Saved entries
■ ■ ■ ■ ■
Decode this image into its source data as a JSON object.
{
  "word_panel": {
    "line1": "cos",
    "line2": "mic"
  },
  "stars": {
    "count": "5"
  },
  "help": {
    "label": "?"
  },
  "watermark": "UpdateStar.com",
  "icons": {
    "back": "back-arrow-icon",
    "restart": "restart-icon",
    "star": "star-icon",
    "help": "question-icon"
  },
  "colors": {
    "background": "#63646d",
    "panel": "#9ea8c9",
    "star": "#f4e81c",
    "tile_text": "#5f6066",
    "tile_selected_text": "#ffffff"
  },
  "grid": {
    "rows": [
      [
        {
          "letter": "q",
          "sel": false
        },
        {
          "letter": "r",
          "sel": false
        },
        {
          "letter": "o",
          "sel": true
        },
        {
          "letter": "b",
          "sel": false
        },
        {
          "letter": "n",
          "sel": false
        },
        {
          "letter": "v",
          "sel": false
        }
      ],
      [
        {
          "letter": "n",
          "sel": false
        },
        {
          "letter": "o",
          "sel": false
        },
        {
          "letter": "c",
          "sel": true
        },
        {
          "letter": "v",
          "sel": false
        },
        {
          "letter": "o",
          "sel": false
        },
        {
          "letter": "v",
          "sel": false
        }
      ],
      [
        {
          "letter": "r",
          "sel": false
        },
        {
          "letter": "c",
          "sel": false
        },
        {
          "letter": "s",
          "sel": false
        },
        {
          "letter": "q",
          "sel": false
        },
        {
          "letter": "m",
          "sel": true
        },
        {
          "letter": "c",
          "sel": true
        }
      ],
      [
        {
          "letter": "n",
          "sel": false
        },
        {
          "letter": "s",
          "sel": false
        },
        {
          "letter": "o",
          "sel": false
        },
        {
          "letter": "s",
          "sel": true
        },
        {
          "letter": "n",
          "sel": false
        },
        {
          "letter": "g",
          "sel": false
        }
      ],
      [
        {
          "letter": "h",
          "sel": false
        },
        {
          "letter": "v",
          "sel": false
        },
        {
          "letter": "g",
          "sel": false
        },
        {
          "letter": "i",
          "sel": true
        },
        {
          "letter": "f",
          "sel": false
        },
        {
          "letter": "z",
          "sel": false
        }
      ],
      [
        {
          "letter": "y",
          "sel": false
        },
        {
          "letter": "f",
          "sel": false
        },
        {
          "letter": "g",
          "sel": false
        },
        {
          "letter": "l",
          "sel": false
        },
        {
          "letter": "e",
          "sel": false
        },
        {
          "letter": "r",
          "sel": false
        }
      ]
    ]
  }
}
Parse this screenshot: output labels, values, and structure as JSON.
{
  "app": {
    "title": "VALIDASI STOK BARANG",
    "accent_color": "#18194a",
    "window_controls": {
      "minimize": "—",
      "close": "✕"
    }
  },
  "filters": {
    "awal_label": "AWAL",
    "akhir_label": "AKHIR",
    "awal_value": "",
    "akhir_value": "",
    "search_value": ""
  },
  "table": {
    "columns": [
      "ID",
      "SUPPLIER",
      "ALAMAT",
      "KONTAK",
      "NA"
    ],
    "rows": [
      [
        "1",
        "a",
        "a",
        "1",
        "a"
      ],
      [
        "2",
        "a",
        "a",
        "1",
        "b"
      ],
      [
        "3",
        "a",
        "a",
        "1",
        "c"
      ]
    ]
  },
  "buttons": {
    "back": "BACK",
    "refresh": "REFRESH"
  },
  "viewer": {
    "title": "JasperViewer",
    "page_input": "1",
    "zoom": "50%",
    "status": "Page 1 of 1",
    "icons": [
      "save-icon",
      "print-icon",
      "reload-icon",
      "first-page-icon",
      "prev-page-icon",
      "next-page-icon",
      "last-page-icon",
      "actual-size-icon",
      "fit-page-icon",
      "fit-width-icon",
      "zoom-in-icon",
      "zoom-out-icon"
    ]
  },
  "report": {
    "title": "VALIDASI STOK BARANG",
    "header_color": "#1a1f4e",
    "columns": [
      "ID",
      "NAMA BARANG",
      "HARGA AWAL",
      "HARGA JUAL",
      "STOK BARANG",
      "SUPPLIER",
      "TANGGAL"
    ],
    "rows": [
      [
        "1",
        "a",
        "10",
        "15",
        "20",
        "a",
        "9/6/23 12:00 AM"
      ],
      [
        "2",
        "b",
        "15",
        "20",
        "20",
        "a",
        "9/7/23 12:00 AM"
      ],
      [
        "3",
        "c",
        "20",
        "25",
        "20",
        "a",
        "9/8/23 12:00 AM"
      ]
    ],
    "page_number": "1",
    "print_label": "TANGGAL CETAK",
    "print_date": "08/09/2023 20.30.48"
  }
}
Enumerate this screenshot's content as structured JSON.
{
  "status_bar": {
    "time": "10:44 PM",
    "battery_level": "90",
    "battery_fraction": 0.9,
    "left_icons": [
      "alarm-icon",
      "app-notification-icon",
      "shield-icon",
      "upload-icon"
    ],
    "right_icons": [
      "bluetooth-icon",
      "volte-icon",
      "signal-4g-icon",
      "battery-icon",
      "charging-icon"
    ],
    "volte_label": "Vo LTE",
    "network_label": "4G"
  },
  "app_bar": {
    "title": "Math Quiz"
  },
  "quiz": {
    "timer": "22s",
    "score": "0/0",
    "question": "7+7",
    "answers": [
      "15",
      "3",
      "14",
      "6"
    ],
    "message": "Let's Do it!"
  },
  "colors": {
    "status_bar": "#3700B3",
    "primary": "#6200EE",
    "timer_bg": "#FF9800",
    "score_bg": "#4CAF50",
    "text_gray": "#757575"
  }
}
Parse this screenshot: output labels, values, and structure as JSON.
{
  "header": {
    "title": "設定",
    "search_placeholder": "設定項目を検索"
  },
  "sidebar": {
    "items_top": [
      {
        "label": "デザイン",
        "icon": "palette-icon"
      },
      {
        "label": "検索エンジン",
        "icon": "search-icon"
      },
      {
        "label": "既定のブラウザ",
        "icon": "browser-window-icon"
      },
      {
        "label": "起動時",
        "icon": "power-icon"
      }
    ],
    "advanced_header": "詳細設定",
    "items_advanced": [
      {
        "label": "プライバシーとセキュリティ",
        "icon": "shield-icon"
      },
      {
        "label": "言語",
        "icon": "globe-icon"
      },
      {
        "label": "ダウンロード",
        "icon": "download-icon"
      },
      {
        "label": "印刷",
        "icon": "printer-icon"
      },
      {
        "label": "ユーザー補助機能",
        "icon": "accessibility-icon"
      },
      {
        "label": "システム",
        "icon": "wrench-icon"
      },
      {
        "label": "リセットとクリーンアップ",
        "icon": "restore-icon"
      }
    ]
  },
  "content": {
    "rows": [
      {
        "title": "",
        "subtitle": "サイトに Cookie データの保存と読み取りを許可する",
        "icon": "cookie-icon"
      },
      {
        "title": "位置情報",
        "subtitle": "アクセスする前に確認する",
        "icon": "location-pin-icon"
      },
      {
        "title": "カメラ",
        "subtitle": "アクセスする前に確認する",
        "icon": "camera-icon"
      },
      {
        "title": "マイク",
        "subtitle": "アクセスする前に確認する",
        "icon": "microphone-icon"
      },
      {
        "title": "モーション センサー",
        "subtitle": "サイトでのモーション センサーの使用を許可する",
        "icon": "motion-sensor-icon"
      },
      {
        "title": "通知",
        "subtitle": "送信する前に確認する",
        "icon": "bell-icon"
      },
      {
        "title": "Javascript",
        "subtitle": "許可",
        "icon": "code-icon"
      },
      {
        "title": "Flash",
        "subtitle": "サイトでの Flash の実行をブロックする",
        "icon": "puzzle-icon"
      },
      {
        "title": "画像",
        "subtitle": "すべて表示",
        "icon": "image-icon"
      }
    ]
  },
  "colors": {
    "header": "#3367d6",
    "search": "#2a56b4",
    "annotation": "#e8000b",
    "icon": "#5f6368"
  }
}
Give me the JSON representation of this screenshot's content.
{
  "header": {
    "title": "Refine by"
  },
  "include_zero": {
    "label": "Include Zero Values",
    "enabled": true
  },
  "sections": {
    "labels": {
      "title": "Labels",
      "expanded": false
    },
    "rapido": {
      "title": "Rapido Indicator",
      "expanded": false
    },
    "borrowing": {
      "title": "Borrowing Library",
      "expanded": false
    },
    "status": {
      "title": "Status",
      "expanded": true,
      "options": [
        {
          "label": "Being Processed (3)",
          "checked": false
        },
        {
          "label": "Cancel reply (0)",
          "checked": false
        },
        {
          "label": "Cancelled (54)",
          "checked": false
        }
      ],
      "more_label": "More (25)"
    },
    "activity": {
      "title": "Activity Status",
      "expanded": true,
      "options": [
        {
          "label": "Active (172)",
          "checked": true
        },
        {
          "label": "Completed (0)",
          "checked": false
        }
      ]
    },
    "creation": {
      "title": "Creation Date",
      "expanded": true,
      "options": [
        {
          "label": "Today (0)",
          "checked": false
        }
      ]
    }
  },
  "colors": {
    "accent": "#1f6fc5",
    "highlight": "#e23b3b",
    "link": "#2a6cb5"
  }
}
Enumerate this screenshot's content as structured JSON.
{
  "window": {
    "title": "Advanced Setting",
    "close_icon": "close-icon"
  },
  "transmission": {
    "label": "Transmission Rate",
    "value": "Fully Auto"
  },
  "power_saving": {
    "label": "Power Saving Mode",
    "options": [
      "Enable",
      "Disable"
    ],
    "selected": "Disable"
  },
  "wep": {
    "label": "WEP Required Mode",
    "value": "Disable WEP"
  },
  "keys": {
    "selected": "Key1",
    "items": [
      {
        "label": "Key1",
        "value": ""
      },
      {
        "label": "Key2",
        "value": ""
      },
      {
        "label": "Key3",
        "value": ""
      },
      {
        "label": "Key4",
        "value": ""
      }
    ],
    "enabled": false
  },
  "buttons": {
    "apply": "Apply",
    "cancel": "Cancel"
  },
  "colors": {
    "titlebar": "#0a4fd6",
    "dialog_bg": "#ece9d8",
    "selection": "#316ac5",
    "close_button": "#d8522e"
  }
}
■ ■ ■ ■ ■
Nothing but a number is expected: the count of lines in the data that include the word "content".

- [Answer box]:
4